[Data items]
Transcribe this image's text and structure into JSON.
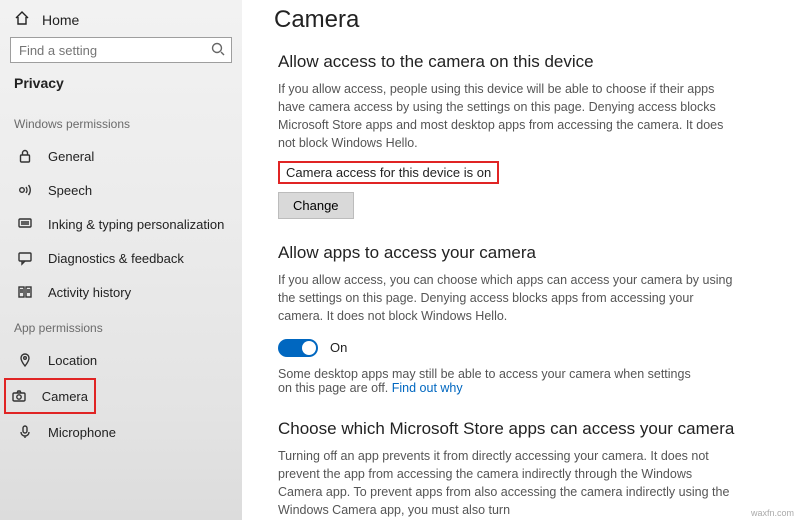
{
  "sidebar": {
    "home_label": "Home",
    "search_placeholder": "Find a setting",
    "category_label": "Privacy",
    "windows_permissions_label": "Windows permissions",
    "app_permissions_label": "App permissions",
    "items": {
      "general": "General",
      "speech": "Speech",
      "inking": "Inking & typing personalization",
      "diagnostics": "Diagnostics & feedback",
      "activity": "Activity history",
      "location": "Location",
      "camera": "Camera",
      "microphone": "Microphone"
    }
  },
  "main": {
    "title": "Camera",
    "sec1": {
      "title": "Allow access to the camera on this device",
      "desc": "If you allow access, people using this device will be able to choose if their apps have camera access by using the settings on this page. Denying access blocks Microsoft Store apps and most desktop apps from accessing the camera. It does not block Windows Hello.",
      "status": "Camera access for this device is on",
      "change": "Change"
    },
    "sec2": {
      "title": "Allow apps to access your camera",
      "desc": "If you allow access, you can choose which apps can access your camera by using the settings on this page. Denying access blocks apps from accessing your camera. It does not block Windows Hello.",
      "toggle_state": "On",
      "note_prefix": "Some desktop apps may still be able to access your camera when settings on this page are off. ",
      "note_link": "Find out why"
    },
    "sec3": {
      "title": "Choose which Microsoft Store apps can access your camera",
      "desc": "Turning off an app prevents it from directly accessing your camera. It does not prevent the app from accessing the camera indirectly through the Windows Camera app. To prevent apps from also accessing the camera indirectly using the Windows Camera app, you must also turn"
    }
  },
  "watermark": "waxfn.com"
}
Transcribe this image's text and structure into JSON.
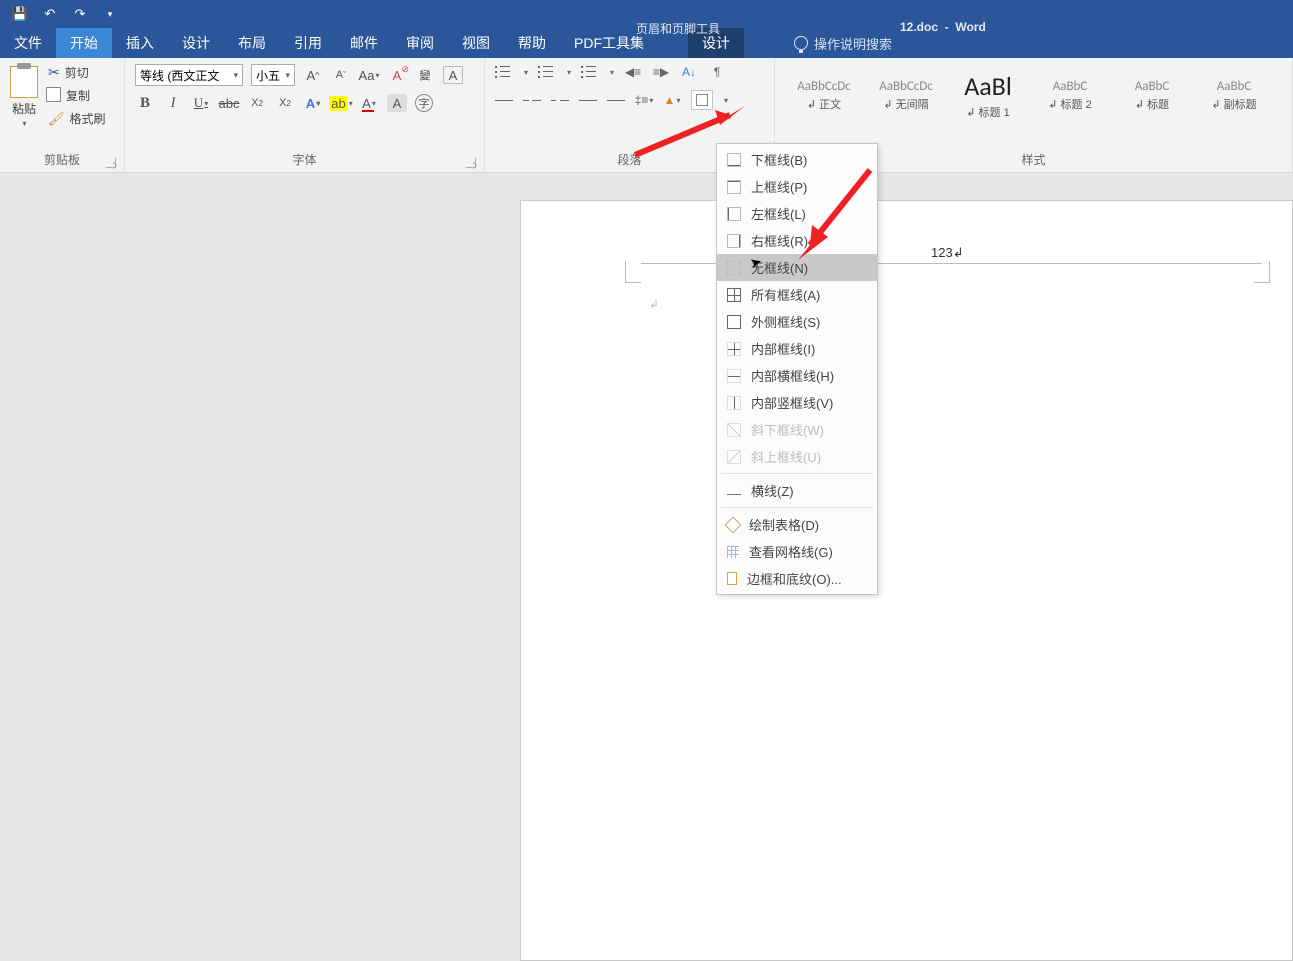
{
  "title": {
    "doc": "12.doc",
    "app": "Word",
    "context_tool": "页眉和页脚工具"
  },
  "qat": {
    "save": "保存",
    "undo": "撤销",
    "redo": "重做"
  },
  "tabs": {
    "file": "文件",
    "home": "开始",
    "insert": "插入",
    "design_page": "设计",
    "layout": "布局",
    "references": "引用",
    "mail": "邮件",
    "review": "审阅",
    "view": "视图",
    "help": "帮助",
    "pdf": "PDF工具集",
    "context_design": "设计",
    "tellme": "操作说明搜索"
  },
  "ribbon": {
    "clipboard": {
      "label": "剪贴板",
      "paste": "粘贴",
      "cut": "剪切",
      "copy": "复制",
      "format_painter": "格式刷"
    },
    "font": {
      "label": "字体",
      "font_name": "等线 (西文正文",
      "font_size": "小五",
      "grow": "A",
      "shrink": "A",
      "case": "Aa",
      "clear": "A"
    },
    "paragraph": {
      "label": "段落"
    },
    "styles": {
      "label": "样式",
      "items": [
        {
          "preview": "AaBbCcDc",
          "name": "正文",
          "cls": ""
        },
        {
          "preview": "AaBbCcDc",
          "name": "无间隔",
          "cls": ""
        },
        {
          "preview": "AaBl",
          "name": "标题 1",
          "cls": "big"
        },
        {
          "preview": "AaBbC",
          "name": "标题 2",
          "cls": ""
        },
        {
          "preview": "AaBbC",
          "name": "标题",
          "cls": ""
        },
        {
          "preview": "AaBbC",
          "name": "副标题",
          "cls": ""
        }
      ]
    }
  },
  "document": {
    "header_number": "123"
  },
  "border_menu": {
    "items": [
      {
        "label": "下框线(B)",
        "ico": "bord-bottom"
      },
      {
        "label": "上框线(P)",
        "ico": "bord-top"
      },
      {
        "label": "左框线(L)",
        "ico": "bord-left"
      },
      {
        "label": "右框线(R)",
        "ico": "bord-right"
      }
    ],
    "none": "无框线(N)",
    "group2": [
      {
        "label": "所有框线(A)",
        "ico": "bord-all"
      },
      {
        "label": "外侧框线(S)",
        "ico": "bord-out"
      },
      {
        "label": "内部框线(I)",
        "ico": "bord-in"
      },
      {
        "label": "内部横框线(H)",
        "ico": "bord-ih"
      },
      {
        "label": "内部竖框线(V)",
        "ico": "bord-iv"
      }
    ],
    "diag": [
      {
        "label": "斜下框线(W)",
        "ico": "diag1"
      },
      {
        "label": "斜上框线(U)",
        "ico": "diag2"
      }
    ],
    "hline": "横线(Z)",
    "bottom": [
      {
        "label": "绘制表格(D)",
        "ico": "pencil"
      },
      {
        "label": "查看网格线(G)",
        "ico": "grid-ico"
      },
      {
        "label": "边框和底纹(O)...",
        "ico": "page-ico"
      }
    ]
  }
}
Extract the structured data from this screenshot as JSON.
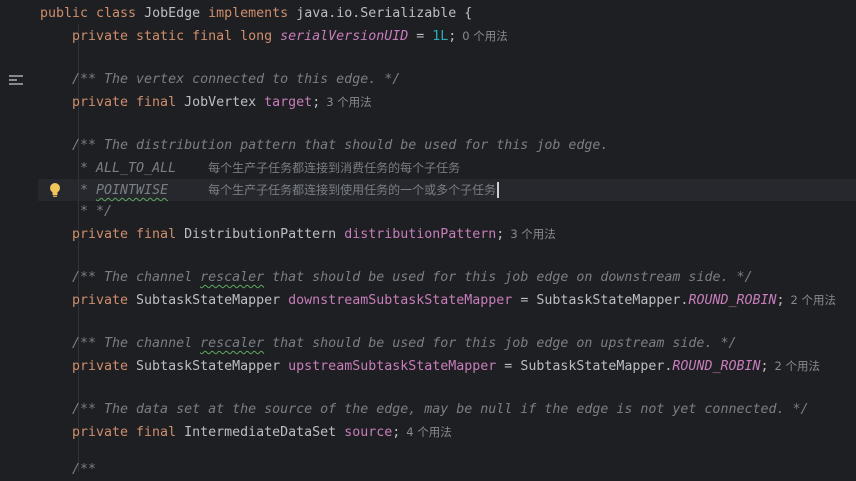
{
  "lines": {
    "l0": {
      "kw1": "public class ",
      "name": "JobEdge ",
      "kw2": "implements ",
      "rest": "java.io.Serializable {"
    },
    "l1": {
      "kw": "private static final long ",
      "field": "serialVersionUID",
      "eq": " = ",
      "num": "1L",
      ";": ";",
      "hint": "0 个用法"
    },
    "l3": {
      "comment": "/** The vertex connected to this edge. */"
    },
    "l4": {
      "kw": "private final ",
      "type": "JobVertex ",
      "field": "target",
      ";": ";",
      "hint": "3 个用法"
    },
    "l6": {
      "comment": "/** The distribution pattern that should be used for this job edge."
    },
    "l7": {
      "prefix": " * ",
      "item": "ALL_TO_ALL",
      "cn": "每个生产子任务都连接到消费任务的每个子任务"
    },
    "l8": {
      "prefix": " * ",
      "item": "POINTWISE",
      "cn": "每个生产子任务都连接到使用任务的一个或多个子任务"
    },
    "l9": {
      "comment": " * */"
    },
    "l10": {
      "kw": "private final ",
      "type": "DistributionPattern ",
      "field": "distributionPattern",
      ";": ";",
      "hint": "3 个用法"
    },
    "l12": {
      "c1": "/** The channel ",
      "wavy": "rescaler",
      "c2": " that should be used for this job edge on downstream side. */"
    },
    "l13": {
      "kw": "private ",
      "type": "SubtaskStateMapper ",
      "field": "downstreamSubtaskStateMapper",
      "eq": " = SubtaskStateMapper.",
      "const": "ROUND_ROBIN",
      ";": ";",
      "hint": "2 个用法"
    },
    "l15": {
      "c1": "/** The channel ",
      "wavy": "rescaler",
      "c2": " that should be used for this job edge on upstream side. */"
    },
    "l16": {
      "kw": "private ",
      "type": "SubtaskStateMapper ",
      "field": "upstreamSubtaskStateMapper",
      "eq": " = SubtaskStateMapper.",
      "const": "ROUND_ROBIN",
      ";": ";",
      "hint": "2 个用法"
    },
    "l18": {
      "comment": "/** The data set at the source of the edge, may be null if the edge is not yet connected. */"
    },
    "l19": {
      "kw": "private final ",
      "type": "IntermediateDataSet ",
      "field": "source",
      ";": ";",
      "hint": "4 个用法"
    },
    "l21": {
      "comment": "/**"
    }
  },
  "icons": {
    "gutter_fold": "doc-comment-toggle-icon",
    "bulb": "lightbulb-icon"
  },
  "colors": {
    "background": "#1e1f22",
    "keyword": "#cf8e6d",
    "comment": "#7a7e85",
    "field": "#c77dbb",
    "number": "#2aacb8",
    "text": "#bcbec4"
  }
}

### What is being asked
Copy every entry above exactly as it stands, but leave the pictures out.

### Your solution
Transcribe this image's text and structure into JSON.
{
  "sidebar": {
    "home_label": "Home",
    "search_placeholder": "Find a setting",
    "category_label": "Privacy",
    "windows_permissions_label": "Windows permissions",
    "app_permissions_label": "App permissions",
    "items": {
      "general": "General",
      "speech": "Speech",
      "inking": "Inking & typing personalization",
      "diagnostics": "Diagnostics & feedback",
      "activity": "Activity history",
      "location": "Location",
      "camera": "Camera",
      "microphone": "Microphone"
    }
  },
  "main": {
    "title": "Camera",
    "sec1": {
      "title": "Allow access to the camera on this device",
      "desc": "If you allow access, people using this device will be able to choose if their apps have camera access by using the settings on this page. Denying access blocks Microsoft Store apps and most desktop apps from accessing the camera. It does not block Windows Hello.",
      "status": "Camera access for this device is on",
      "change": "Change"
    },
    "sec2": {
      "title": "Allow apps to access your camera",
      "desc": "If you allow access, you can choose which apps can access your camera by using the settings on this page. Denying access blocks apps from accessing your camera. It does not block Windows Hello.",
      "toggle_state": "On",
      "note_prefix": "Some desktop apps may still be able to access your camera when settings on this page are off. ",
      "note_link": "Find out why"
    },
    "sec3": {
      "title": "Choose which Microsoft Store apps can access your camera",
      "desc": "Turning off an app prevents it from directly accessing your camera. It does not prevent the app from accessing the camera indirectly through the Windows Camera app. To prevent apps from also accessing the camera indirectly using the Windows Camera app, you must also turn"
    }
  },
  "watermark": "waxfn.com"
}
Transcribe this image's text and structure into JSON.
{
  "title": {
    "doc": "12.doc",
    "app": "Word",
    "context_tool": "页眉和页脚工具"
  },
  "qat": {
    "save": "保存",
    "undo": "撤销",
    "redo": "重做"
  },
  "tabs": {
    "file": "文件",
    "home": "开始",
    "insert": "插入",
    "design_page": "设计",
    "layout": "布局",
    "references": "引用",
    "mail": "邮件",
    "review": "审阅",
    "view": "视图",
    "help": "帮助",
    "pdf": "PDF工具集",
    "context_design": "设计",
    "tellme": "操作说明搜索"
  },
  "ribbon": {
    "clipboard": {
      "label": "剪贴板",
      "paste": "粘贴",
      "cut": "剪切",
      "copy": "复制",
      "format_painter": "格式刷"
    },
    "font": {
      "label": "字体",
      "font_name": "等线 (西文正文",
      "font_size": "小五",
      "grow": "A",
      "shrink": "A",
      "case": "Aa",
      "clear": "A"
    },
    "paragraph": {
      "label": "段落"
    },
    "styles": {
      "label": "样式",
      "items": [
        {
          "preview": "AaBbCcDc",
          "name": "正文",
          "cls": ""
        },
        {
          "preview": "AaBbCcDc",
          "name": "无间隔",
          "cls": ""
        },
        {
          "preview": "AaBl",
          "name": "标题 1",
          "cls": "big"
        },
        {
          "preview": "AaBbC",
          "name": "标题 2",
          "cls": ""
        },
        {
          "preview": "AaBbC",
          "name": "标题",
          "cls": ""
        },
        {
          "preview": "AaBbC",
          "name": "副标题",
          "cls": ""
        }
      ]
    }
  },
  "document": {
    "header_number": "123"
  },
  "border_menu": {
    "items": [
      {
        "label": "下框线(B)",
        "ico": "bord-bottom"
      },
      {
        "label": "上框线(P)",
        "ico": "bord-top"
      },
      {
        "label": "左框线(L)",
        "ico": "bord-left"
      },
      {
        "label": "右框线(R)",
        "ico": "bord-right"
      }
    ],
    "none": "无框线(N)",
    "group2": [
      {
        "label": "所有框线(A)",
        "ico": "bord-all"
      },
      {
        "label": "外侧框线(S)",
        "ico": "bord-out"
      },
      {
        "label": "内部框线(I)",
        "ico": "bord-in"
      },
      {
        "label": "内部横框线(H)",
        "ico": "bord-ih"
      },
      {
        "label": "内部竖框线(V)",
        "ico": "bord-iv"
      }
    ],
    "diag": [
      {
        "label": "斜下框线(W)",
        "ico": "diag1"
      },
      {
        "label": "斜上框线(U)",
        "ico": "diag2"
      }
    ],
    "hline": "横线(Z)",
    "bottom": [
      {
        "label": "绘制表格(D)",
        "ico": "pencil"
      },
      {
        "label": "查看网格线(G)",
        "ico": "grid-ico"
      },
      {
        "label": "边框和底纹(O)...",
        "ico": "page-ico"
      }
    ]
  }
}
Extract the structured data from this screenshot as JSON.
{
  "lines": {
    "l0": {
      "kw1": "public class ",
      "name": "JobEdge ",
      "kw2": "implements ",
      "rest": "java.io.Serializable {"
    },
    "l1": {
      "kw": "private static final long ",
      "field": "serialVersionUID",
      "eq": " = ",
      "num": "1L",
      ";": ";",
      "hint": "0 个用法"
    },
    "l3": {
      "comment": "/** The vertex connected to this edge. */"
    },
    "l4": {
      "kw": "private final ",
      "type": "JobVertex ",
      "field": "target",
      ";": ";",
      "hint": "3 个用法"
    },
    "l6": {
      "comment": "/** The distribution pattern that should be used for this job edge."
    },
    "l7": {
      "prefix": " * ",
      "item": "ALL_TO_ALL",
      "cn": "每个生产子任务都连接到消费任务的每个子任务"
    },
    "l8": {
      "prefix": " * ",
      "item": "POINTWISE",
      "cn": "每个生产子任务都连接到使用任务的一个或多个子任务"
    },
    "l9": {
      "comment": " * */"
    },
    "l10": {
      "kw": "private final ",
      "type": "DistributionPattern ",
      "field": "distributionPattern",
      ";": ";",
      "hint": "3 个用法"
    },
    "l12": {
      "c1": "/** The channel ",
      "wavy": "rescaler",
      "c2": " that should be used for this job edge on downstream side. */"
    },
    "l13": {
      "kw": "private ",
      "type": "SubtaskStateMapper ",
      "field": "downstreamSubtaskStateMapper",
      "eq": " = SubtaskStateMapper.",
      "const": "ROUND_ROBIN",
      ";": ";",
      "hint": "2 个用法"
    },
    "l15": {
      "c1": "/** The channel ",
      "wavy": "rescaler",
      "c2": " that should be used for this job edge on upstream side. */"
    },
    "l16": {
      "kw": "private ",
      "type": "SubtaskStateMapper ",
      "field": "upstreamSubtaskStateMapper",
      "eq": " = SubtaskStateMapper.",
      "const": "ROUND_ROBIN",
      ";": ";",
      "hint": "2 个用法"
    },
    "l18": {
      "comment": "/** The data set at the source of the edge, may be null if the edge is not yet connected. */"
    },
    "l19": {
      "kw": "private final ",
      "type": "IntermediateDataSet ",
      "field": "source",
      ";": ";",
      "hint": "4 个用法"
    },
    "l21": {
      "comment": "/**"
    }
  },
  "icons": {
    "gutter_fold": "doc-comment-toggle-icon",
    "bulb": "lightbulb-icon"
  },
  "colors": {
    "background": "#1e1f22",
    "keyword": "#cf8e6d",
    "comment": "#7a7e85",
    "field": "#c77dbb",
    "number": "#2aacb8",
    "text": "#bcbec4"
  }
}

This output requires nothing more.